By Jim Schutze
By Rachel Watts
By Lauren Drewes Daniels
By Anna Merlan
By Lee Escobedo
The herbal life: I would like to thank you for publishing this story ("The Other Farmers Market," by Anonymous, October 13). It's a great way to open people's eyes to the truth about marijuana. I'm a 19-year-old university student, and I've recently made the switch to the herbal life. I understand that my age will cause most to laugh at my attempt to justify and rationalize the truth, yet I welcome opposing viewpoints. A few months ago I used to be like so many other people my age, overweight, ADD, overstressed, drinking and taking prescription drugs. Then I decided to make a change in my life and stopped using the substances that are marketed directly toward me. I haven't had anything to drink or any medication for months now, and I can't describe how much better I feel. I rarely smoke herb; I actually vaporize it. While an herbal cigarette is nice when I want to smoke when I'm out somewhere, when I'm at home I vaporize. A vaporizer basically heats the effective oils off of the herb by using a hot stream of air. The herb is never burned and there is no smoke; therefore, no harmful side effects are associated with vaporizing.
Think for a second what would happen to the alcohol and tobacco industry if people could legally vaporize high-quality marijuana. Think about this, people: I get high safely, and nothing bad is going to happen to me unless the government finds out and makes my life a living hell. When I'm not at home I enjoy going to art shows, museums, clubs, rock shows at small venues, to festivals and of course eating at many fine restaurants around town. All of which are better to me when I'm blazed. I cause no harm or present no danger to anyone around me at any time, yet every time I go to a show I am exposed to a bunch of second-hand smoke that might give me lung cancer. What did I do to deserve that? What about the guy behind me who's had a few too many beers and has gotten a bit aggressive? He'd be a lot more peaceful if he was sober or stoned, but instead he drank a few too many $4 beers and decided to throw his bottle at my back and not the trash can next to me.

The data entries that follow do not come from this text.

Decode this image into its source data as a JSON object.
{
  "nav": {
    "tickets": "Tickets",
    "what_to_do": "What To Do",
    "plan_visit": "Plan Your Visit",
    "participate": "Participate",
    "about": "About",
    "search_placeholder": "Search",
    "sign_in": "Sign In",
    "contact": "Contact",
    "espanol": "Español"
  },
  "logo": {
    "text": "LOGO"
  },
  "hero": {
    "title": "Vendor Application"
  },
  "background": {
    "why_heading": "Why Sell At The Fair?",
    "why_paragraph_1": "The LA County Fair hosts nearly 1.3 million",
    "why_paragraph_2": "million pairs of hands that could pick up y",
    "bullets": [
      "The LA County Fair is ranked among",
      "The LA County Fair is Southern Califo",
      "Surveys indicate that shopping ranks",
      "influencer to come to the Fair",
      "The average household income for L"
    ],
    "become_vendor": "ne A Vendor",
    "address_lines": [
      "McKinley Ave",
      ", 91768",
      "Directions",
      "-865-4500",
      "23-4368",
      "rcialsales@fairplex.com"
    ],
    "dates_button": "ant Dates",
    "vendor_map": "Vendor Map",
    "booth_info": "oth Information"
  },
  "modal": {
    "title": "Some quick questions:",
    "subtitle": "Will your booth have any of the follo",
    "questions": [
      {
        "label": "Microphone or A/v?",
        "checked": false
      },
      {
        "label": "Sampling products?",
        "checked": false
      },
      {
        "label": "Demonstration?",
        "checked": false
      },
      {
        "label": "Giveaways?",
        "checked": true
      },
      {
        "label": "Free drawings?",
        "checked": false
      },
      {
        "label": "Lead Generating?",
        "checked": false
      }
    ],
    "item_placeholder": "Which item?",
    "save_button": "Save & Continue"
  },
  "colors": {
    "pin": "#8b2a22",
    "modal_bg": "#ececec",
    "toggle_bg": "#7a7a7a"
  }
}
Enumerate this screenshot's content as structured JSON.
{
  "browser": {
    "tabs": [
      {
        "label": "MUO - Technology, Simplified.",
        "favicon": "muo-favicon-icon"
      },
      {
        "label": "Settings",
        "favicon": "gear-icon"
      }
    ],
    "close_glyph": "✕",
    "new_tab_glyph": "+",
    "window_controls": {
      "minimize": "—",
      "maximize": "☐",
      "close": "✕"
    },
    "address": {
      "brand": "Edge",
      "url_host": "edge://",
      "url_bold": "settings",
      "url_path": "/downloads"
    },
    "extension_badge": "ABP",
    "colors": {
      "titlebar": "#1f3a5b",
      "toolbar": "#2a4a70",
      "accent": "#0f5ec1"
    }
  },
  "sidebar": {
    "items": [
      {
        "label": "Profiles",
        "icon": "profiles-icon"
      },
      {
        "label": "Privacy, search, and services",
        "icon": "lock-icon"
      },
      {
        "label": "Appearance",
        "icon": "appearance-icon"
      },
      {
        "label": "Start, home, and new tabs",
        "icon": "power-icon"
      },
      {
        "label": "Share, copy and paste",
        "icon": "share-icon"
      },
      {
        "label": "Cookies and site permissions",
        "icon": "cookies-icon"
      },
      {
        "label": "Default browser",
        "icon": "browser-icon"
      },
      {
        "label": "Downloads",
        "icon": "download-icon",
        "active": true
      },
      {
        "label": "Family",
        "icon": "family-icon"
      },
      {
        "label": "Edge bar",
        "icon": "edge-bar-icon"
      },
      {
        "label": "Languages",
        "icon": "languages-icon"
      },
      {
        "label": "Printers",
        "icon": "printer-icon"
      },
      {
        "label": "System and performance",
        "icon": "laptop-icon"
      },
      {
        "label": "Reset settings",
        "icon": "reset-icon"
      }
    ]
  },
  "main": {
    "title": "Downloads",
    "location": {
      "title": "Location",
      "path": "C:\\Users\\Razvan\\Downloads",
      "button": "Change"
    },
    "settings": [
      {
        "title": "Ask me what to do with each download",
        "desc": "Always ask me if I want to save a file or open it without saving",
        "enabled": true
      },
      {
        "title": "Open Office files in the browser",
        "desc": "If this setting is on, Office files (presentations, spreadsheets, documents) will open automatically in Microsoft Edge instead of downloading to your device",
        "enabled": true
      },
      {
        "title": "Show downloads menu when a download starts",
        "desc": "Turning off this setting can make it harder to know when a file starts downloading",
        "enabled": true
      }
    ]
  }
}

My health and safety are endangered by these drug users, and it enrages me that my government is OK with it. Are y'all OK with industry lobbyists running your life? I'd prefer that facts dictate our government and society.
Give me a break: Seven pages of great journalism with chestnuts like:
"These days, marijuana growers have become purveyors of taste and enablers of style."
"It really influences my creativity, and I mean that in a good way."
"On any given day, you can jog down many streets in Oak Cliff or northeast Dallas and smell the distinct aroma of marijuana."
Where did you find the boob who wrote this story? I have no problem with pot smokers. I have no problem with the Dallas Observer running articles exploring the drug culture. But this story, filled with largely unsubstantiated statements and anecdotal evidence, was just bad. The "obvious reasons" the author wanted to remain anonymous must include that his parents would totally ground him, take away his PS2, and he plans on turning this in to his English teacher as his senior term paper. Tripe like this doesn't belong on the front page.
My eyes were rolling so hard, they fell out of my head.
Happily hydro: I love your story on the hydro pot. We need to realize that marijuana is a relatively harmless drug that is enjoyed daily by millions of Americans. As a mid-50s Oak Cliff white guy, I am encouraged by the number of my friends who are turning back to marijuana after years of demon alcohol. Thank you again.
Why "Anonymous?": While reading "The Other Farmer's Market" in the October 13 issue, I couldn't help but notice how the anonymous author (I'll call him/her "Chris") inserted himself into the end of what had been a balanced and interesting report on local marijuana growers. The whole need for "Chris" to hide behind the veil of secrecy would have been alleviated if "Chris" could have refrained from inserting his own recent experiences with smoking pot.
What makes this misstep even sadder is that a few paragraphs prior to "Chris" jumping into his own story, "Peter" is pointing out the silliness of people acting like "Chris." "Chris" should stick to journalism, and leave the designer-marijuana name-dropping for when "Chris" is trying to impress his friends.
But now that I've vented, I would like to congratulate "Chris" on a fair job of depicting the society and culture of today's hydroponic growers. It was interesting to read the opinions of the law held by "Ace" and "Gene." I wish it wasn't illegal, because typing all these damn quotation marks is tedious.